= Material provided =
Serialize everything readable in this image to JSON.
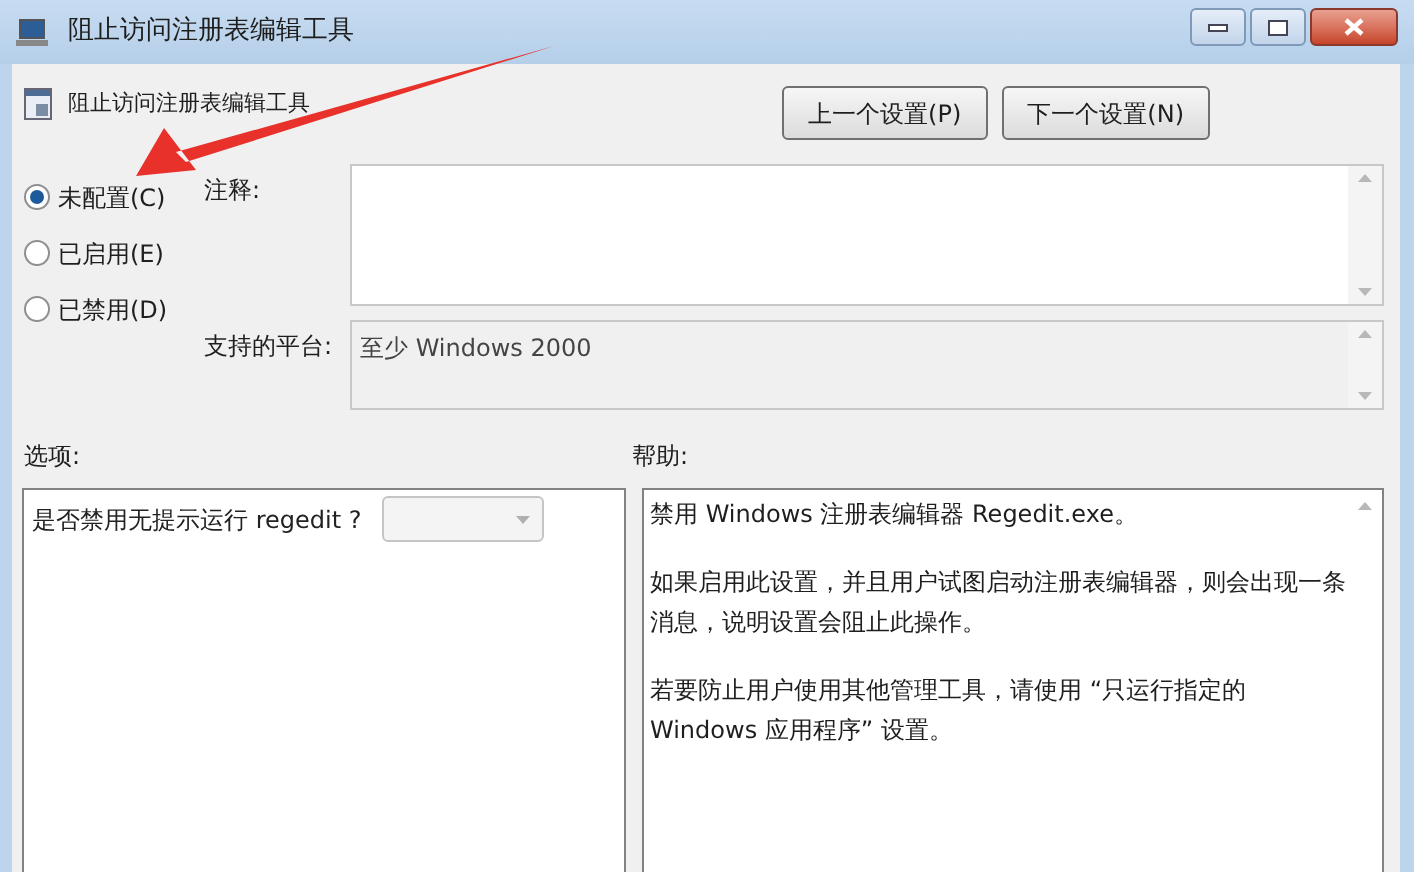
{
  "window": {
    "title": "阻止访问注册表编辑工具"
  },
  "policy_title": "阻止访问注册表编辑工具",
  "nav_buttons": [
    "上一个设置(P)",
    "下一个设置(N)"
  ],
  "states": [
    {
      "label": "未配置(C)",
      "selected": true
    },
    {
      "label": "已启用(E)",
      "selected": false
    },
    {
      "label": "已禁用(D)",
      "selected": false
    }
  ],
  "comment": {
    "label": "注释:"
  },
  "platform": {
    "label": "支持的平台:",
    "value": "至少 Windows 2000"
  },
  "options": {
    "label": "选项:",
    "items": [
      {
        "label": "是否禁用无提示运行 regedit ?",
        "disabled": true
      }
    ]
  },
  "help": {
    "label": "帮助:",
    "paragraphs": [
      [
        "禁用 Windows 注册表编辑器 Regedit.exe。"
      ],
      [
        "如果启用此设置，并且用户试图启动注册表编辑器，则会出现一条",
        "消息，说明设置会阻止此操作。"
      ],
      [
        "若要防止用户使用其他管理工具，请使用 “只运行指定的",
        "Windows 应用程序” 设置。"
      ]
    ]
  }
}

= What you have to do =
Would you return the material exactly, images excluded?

= Written answer =
Serialize everything readable in this image to JSON.
{
  "window": {
    "title": "阻止访问注册表编辑工具"
  },
  "policy_title": "阻止访问注册表编辑工具",
  "nav_buttons": [
    "上一个设置(P)",
    "下一个设置(N)"
  ],
  "states": [
    {
      "label": "未配置(C)",
      "selected": true
    },
    {
      "label": "已启用(E)",
      "selected": false
    },
    {
      "label": "已禁用(D)",
      "selected": false
    }
  ],
  "comment": {
    "label": "注释:"
  },
  "platform": {
    "label": "支持的平台:",
    "value": "至少 Windows 2000"
  },
  "options": {
    "label": "选项:",
    "items": [
      {
        "label": "是否禁用无提示运行 regedit ?",
        "disabled": true
      }
    ]
  },
  "help": {
    "label": "帮助:",
    "paragraphs": [
      [
        "禁用 Windows 注册表编辑器 Regedit.exe。"
      ],
      [
        "如果启用此设置，并且用户试图启动注册表编辑器，则会出现一条",
        "消息，说明设置会阻止此操作。"
      ],
      [
        "若要防止用户使用其他管理工具，请使用 “只运行指定的",
        "Windows 应用程序” 设置。"
      ]
    ]
  }
}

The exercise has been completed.